----- LISTED RECORDS -----

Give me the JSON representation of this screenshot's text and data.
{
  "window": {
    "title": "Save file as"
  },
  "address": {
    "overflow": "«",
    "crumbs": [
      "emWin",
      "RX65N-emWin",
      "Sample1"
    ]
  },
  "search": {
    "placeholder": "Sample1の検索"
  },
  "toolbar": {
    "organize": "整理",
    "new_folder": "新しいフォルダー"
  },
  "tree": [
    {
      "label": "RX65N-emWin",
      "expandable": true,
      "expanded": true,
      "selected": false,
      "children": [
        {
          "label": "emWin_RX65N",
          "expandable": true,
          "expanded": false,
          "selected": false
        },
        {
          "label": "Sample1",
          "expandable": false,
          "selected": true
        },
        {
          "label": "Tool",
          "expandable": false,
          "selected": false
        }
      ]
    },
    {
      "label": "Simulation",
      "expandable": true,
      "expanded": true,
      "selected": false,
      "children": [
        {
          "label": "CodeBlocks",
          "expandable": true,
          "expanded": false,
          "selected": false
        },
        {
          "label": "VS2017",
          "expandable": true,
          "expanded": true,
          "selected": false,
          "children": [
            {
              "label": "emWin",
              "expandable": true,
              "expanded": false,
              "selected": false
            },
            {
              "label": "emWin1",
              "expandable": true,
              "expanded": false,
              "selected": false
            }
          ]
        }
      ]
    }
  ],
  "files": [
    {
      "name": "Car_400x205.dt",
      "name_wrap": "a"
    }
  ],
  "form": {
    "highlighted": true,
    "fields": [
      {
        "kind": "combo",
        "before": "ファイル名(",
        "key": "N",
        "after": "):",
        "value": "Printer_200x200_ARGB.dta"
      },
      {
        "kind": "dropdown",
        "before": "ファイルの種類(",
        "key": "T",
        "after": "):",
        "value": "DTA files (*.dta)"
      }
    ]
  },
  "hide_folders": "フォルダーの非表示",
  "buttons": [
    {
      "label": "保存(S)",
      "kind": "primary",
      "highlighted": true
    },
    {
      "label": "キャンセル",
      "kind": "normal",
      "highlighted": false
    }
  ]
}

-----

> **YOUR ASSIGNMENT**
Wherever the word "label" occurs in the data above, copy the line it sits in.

> **FINISHED EXERCISE**
      "label": "RX65N-emWin",
          "label": "emWin_RX65N",
          "label": "Sample1",
          "label": "Tool",
      "label": "Simulation",
          "label": "CodeBlocks",
          "label": "VS2017",
              "label": "emWin",
              "label": "emWin1",
      "label": "保存(S)",
      "label": "キャンセル",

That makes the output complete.